• _INPUT MATERIAL_

==================================================

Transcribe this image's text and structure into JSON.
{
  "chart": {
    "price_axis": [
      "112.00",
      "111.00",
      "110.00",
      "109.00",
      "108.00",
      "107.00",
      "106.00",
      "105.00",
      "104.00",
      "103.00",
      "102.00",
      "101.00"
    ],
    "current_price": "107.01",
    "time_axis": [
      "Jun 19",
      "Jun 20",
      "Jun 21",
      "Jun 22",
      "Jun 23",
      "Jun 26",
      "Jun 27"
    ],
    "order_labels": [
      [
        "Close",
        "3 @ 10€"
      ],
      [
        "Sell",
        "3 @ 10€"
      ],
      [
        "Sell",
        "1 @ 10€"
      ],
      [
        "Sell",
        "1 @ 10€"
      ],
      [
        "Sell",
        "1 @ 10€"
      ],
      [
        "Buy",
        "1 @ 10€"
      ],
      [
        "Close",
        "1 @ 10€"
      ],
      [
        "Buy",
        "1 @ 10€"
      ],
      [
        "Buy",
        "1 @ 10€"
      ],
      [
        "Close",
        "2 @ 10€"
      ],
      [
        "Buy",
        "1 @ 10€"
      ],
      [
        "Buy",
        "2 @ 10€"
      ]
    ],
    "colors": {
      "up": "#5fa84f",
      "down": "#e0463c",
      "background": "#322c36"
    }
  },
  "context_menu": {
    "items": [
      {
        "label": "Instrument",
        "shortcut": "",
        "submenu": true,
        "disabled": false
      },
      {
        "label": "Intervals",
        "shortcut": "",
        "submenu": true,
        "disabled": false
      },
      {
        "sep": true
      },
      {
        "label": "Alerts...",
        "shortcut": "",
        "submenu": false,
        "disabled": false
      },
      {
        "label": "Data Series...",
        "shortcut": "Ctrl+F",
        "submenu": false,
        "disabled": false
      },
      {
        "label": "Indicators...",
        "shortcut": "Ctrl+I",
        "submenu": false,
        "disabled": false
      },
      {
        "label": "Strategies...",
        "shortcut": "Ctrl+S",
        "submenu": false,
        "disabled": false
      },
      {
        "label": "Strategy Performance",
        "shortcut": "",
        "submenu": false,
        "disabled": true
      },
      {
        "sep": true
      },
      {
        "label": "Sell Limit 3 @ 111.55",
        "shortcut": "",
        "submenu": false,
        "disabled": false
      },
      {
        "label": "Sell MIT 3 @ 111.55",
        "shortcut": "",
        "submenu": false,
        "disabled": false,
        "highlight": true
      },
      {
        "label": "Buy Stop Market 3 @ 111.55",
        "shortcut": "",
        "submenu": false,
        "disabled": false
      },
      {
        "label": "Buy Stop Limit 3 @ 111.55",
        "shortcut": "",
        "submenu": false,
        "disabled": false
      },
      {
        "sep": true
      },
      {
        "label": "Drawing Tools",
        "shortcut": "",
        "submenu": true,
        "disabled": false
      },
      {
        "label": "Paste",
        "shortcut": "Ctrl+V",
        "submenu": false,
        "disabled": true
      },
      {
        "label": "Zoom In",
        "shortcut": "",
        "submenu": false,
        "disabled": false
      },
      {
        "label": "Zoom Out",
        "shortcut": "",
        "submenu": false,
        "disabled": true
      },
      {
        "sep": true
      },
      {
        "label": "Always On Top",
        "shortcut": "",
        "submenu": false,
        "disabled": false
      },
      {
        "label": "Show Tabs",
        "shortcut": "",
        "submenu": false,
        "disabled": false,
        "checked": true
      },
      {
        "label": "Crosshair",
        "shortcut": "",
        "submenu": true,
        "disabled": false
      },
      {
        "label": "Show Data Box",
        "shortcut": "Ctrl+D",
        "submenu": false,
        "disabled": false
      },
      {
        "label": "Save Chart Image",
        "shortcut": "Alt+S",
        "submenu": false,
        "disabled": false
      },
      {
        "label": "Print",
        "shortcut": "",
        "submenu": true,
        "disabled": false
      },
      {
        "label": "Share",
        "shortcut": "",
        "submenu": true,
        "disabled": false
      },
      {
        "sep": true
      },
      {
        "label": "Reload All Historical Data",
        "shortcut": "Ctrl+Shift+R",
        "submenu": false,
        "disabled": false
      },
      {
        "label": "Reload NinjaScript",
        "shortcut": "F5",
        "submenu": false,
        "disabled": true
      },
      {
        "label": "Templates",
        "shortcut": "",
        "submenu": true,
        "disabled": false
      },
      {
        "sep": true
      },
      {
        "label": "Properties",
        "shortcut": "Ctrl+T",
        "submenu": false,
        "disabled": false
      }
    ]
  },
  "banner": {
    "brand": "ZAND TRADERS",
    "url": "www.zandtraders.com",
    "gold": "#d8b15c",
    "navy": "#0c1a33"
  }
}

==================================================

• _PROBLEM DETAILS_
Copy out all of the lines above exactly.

• _SOLUTION BELOW_
Transcribe this image's text and structure into JSON.
{
  "chart": {
    "price_axis": [
      "112.00",
      "111.00",
      "110.00",
      "109.00",
      "108.00",
      "107.00",
      "106.00",
      "105.00",
      "104.00",
      "103.00",
      "102.00",
      "101.00"
    ],
    "current_price": "107.01",
    "time_axis": [
      "Jun 19",
      "Jun 20",
      "Jun 21",
      "Jun 22",
      "Jun 23",
      "Jun 26",
      "Jun 27"
    ],
    "order_labels": [
      [
        "Close",
        "3 @ 10€"
      ],
      [
        "Sell",
        "3 @ 10€"
      ],
      [
        "Sell",
        "1 @ 10€"
      ],
      [
        "Sell",
        "1 @ 10€"
      ],
      [
        "Sell",
        "1 @ 10€"
      ],
      [
        "Buy",
        "1 @ 10€"
      ],
      [
        "Close",
        "1 @ 10€"
      ],
      [
        "Buy",
        "1 @ 10€"
      ],
      [
        "Buy",
        "1 @ 10€"
      ],
      [
        "Close",
        "2 @ 10€"
      ],
      [
        "Buy",
        "1 @ 10€"
      ],
      [
        "Buy",
        "2 @ 10€"
      ]
    ],
    "colors": {
      "up": "#5fa84f",
      "down": "#e0463c",
      "background": "#322c36"
    }
  },
  "context_menu": {
    "items": [
      {
        "label": "Instrument",
        "shortcut": "",
        "submenu": true,
        "disabled": false
      },
      {
        "label": "Intervals",
        "shortcut": "",
        "submenu": true,
        "disabled": false
      },
      {
        "sep": true
      },
      {
        "label": "Alerts...",
        "shortcut": "",
        "submenu": false,
        "disabled": false
      },
      {
        "label": "Data Series...",
        "shortcut": "Ctrl+F",
        "submenu": false,
        "disabled": false
      },
      {
        "label": "Indicators...",
        "shortcut": "Ctrl+I",
        "submenu": false,
        "disabled": false
      },
      {
        "label": "Strategies...",
        "shortcut": "Ctrl+S",
        "submenu": false,
        "disabled": false
      },
      {
        "label": "Strategy Performance",
        "shortcut": "",
        "submenu": false,
        "disabled": true
      },
      {
        "sep": true
      },
      {
        "label": "Sell Limit 3 @ 111.55",
        "shortcut": "",
        "submenu": false,
        "disabled": false
      },
      {
        "label": "Sell MIT 3 @ 111.55",
        "shortcut": "",
        "submenu": false,
        "disabled": false,
        "highlight": true
      },
      {
        "label": "Buy Stop Market 3 @ 111.55",
        "shortcut": "",
        "submenu": false,
        "disabled": false
      },
      {
        "label": "Buy Stop Limit 3 @ 111.55",
        "shortcut": "",
        "submenu": false,
        "disabled": false
      },
      {
        "sep": true
      },
      {
        "label": "Drawing Tools",
        "shortcut": "",
        "submenu": true,
        "disabled": false
      },
      {
        "label": "Paste",
        "shortcut": "Ctrl+V",
        "submenu": false,
        "disabled": true
      },
      {
        "label": "Zoom In",
        "shortcut": "",
        "submenu": false,
        "disabled": false
      },
      {
        "label": "Zoom Out",
        "shortcut": "",
        "submenu": false,
        "disabled": true
      },
      {
        "sep": true
      },
      {
        "label": "Always On Top",
        "shortcut": "",
        "submenu": false,
        "disabled": false
      },
      {
        "label": "Show Tabs",
        "shortcut": "",
        "submenu": false,
        "disabled": false,
        "checked": true
      },
      {
        "label": "Crosshair",
        "shortcut": "",
        "submenu": true,
        "disabled": false
      },
      {
        "label": "Show Data Box",
        "shortcut": "Ctrl+D",
        "submenu": false,
        "disabled": false
      },
      {
        "label": "Save Chart Image",
        "shortcut": "Alt+S",
        "submenu": false,
        "disabled": false
      },
      {
        "label": "Print",
        "shortcut": "",
        "submenu": true,
        "disabled": false
      },
      {
        "label": "Share",
        "shortcut": "",
        "submenu": true,
        "disabled": false
      },
      {
        "sep": true
      },
      {
        "label": "Reload All Historical Data",
        "shortcut": "Ctrl+Shift+R",
        "submenu": false,
        "disabled": false
      },
      {
        "label": "Reload NinjaScript",
        "shortcut": "F5",
        "submenu": false,
        "disabled": true
      },
      {
        "label": "Templates",
        "shortcut": "",
        "submenu": true,
        "disabled": false
      },
      {
        "sep": true
      },
      {
        "label": "Properties",
        "shortcut": "Ctrl+T",
        "submenu": false,
        "disabled": false
      }
    ]
  },
  "banner": {
    "brand": "ZAND TRADERS",
    "url": "www.zandtraders.com",
    "gold": "#d8b15c",
    "navy": "#0c1a33"
  }
}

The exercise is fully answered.